solicitor submitting the need for urgency will be trusted. Let’s hope that this
happens, especially where there is little or no counter service available.
Below is set out the handout provided to attendees at the event by
and South East Divorce Centre – Information
St Edmunds Divorce Centre, will issue broadly 40,000 divorce petitions per
year. The guiding principle is that only cases that require a hearing will be
transferred to the parties’ preferred court.
aim is for all work to be processed on the day of receipt or within 48 hours at
the latest. This is a challenging ideal but is achievable once the Centre is
fully staffed and operational. We therefore anticipate achieving this service
level from October 2015.
Advisers will work at the Centre and will be responsible for deciding if
petitions should be listed for pronouncement or for giving directions on the
way forward if they consider that pronouncement is not appropriate at that
time. District Judges will give directions in contested cases and will consider
consented financial remedy applications. District Judges are also currently
responsible for considering service related applications (i.e. applications for
bailiff service, deemed service or to dispense with service).
Centre will issue all divorce petitions with the exception of urgent matters,
which can still be issued from local courts. Most undefended divorce work will
be retained at the Centre. Any defended proceedings or undefended cases
requiring a hearing will be transferred to the parties’ preferred court. Cases
where parties wish to attend pronouncement to dispute costs or to attend for
any other reason will be transferred to their preferred court for
has been made for the current divorce courts to issue urgent petitions, and
national guidance is being developed that will define “urgent” work.
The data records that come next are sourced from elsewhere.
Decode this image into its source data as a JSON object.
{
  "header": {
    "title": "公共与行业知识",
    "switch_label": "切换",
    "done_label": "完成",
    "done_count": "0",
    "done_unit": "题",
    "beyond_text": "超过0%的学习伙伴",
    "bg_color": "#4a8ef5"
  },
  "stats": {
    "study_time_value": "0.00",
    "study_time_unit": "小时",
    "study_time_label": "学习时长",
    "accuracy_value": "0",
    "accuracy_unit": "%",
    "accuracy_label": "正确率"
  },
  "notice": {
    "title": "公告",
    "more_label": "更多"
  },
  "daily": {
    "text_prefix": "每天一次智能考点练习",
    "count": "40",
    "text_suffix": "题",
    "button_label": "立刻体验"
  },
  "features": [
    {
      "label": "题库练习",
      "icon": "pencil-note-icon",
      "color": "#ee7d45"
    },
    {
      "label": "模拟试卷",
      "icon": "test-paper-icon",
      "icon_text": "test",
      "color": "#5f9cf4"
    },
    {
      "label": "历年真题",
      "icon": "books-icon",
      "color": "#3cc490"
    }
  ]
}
Obvious
examples are section 37 related cases and those cases where it is imperative
that jurisdiction is established speedily (i.e. divorce race). There will be
other matters that parties consider to be urgent, and the Family Procedure
Rules Committee are considering amendments to the Petition application form so
that urgency (and a preferred location for any hearings) can be expressed in
writing. Local courts will continue to process work that Applicants consider to
be urgent in the meantime.
Judges sitting at the Divorce Centre will review all consented financial remedy
applications. They will approve many applications (possibly subject to
clarification of the agreement) and will transfer any that they consider
require further consideration by judges at courts local to the parties or applications
that they consider require an attendance.
The Divorce Centre will issue applications,
serve documents and fix directions appointments at the Applicant’s preferred
The Central Family Court
is being made for complex financial matters to be issued directly with the
Central Family Court, where special arrangements are being put in place,
meaning that parties will have the option of issuing appropriate cases directly
with the court, subject to certifying complexity.
Movement of Work to the
is being transferred from the 45 divorce courts in London and the South East to
the Divorce Centre on a phased basis. By October 2015 all undefended Divorce
work, with the exception of urgent matters will be processed through the
As of 25 May, the
work of 28 South East courts has transferred to the Divorce Centre, these
Norfolk & Suffolk
Surrey & Sussex
are being issued to parties broadly two-weeks prior to work transferring. This
notice period is designed to avoid spikes in workload i.e. to ensure a smooth
flow of work into the Divorce Centre. We currently anticipate that the Divorce
Centre will start to process work from the London courts from July.
Errors in Petitions
movement of work from courts to Divorce Centres has highlighted significant
issues with errors in the completion of applications for divorce petitions;
nationally, broadly 40% of petitions have to be returned for correction.
Adoption of the attached checklist is being considered, practitioners may find
it helpful to use it as a guide in the meantime.
Cases Issued in County
Courts. The Divorce Centre is receiving process in cases that
were issued before work from courts transferred. Practitioners should send any
process and correspondence to the court that issued the petition in the first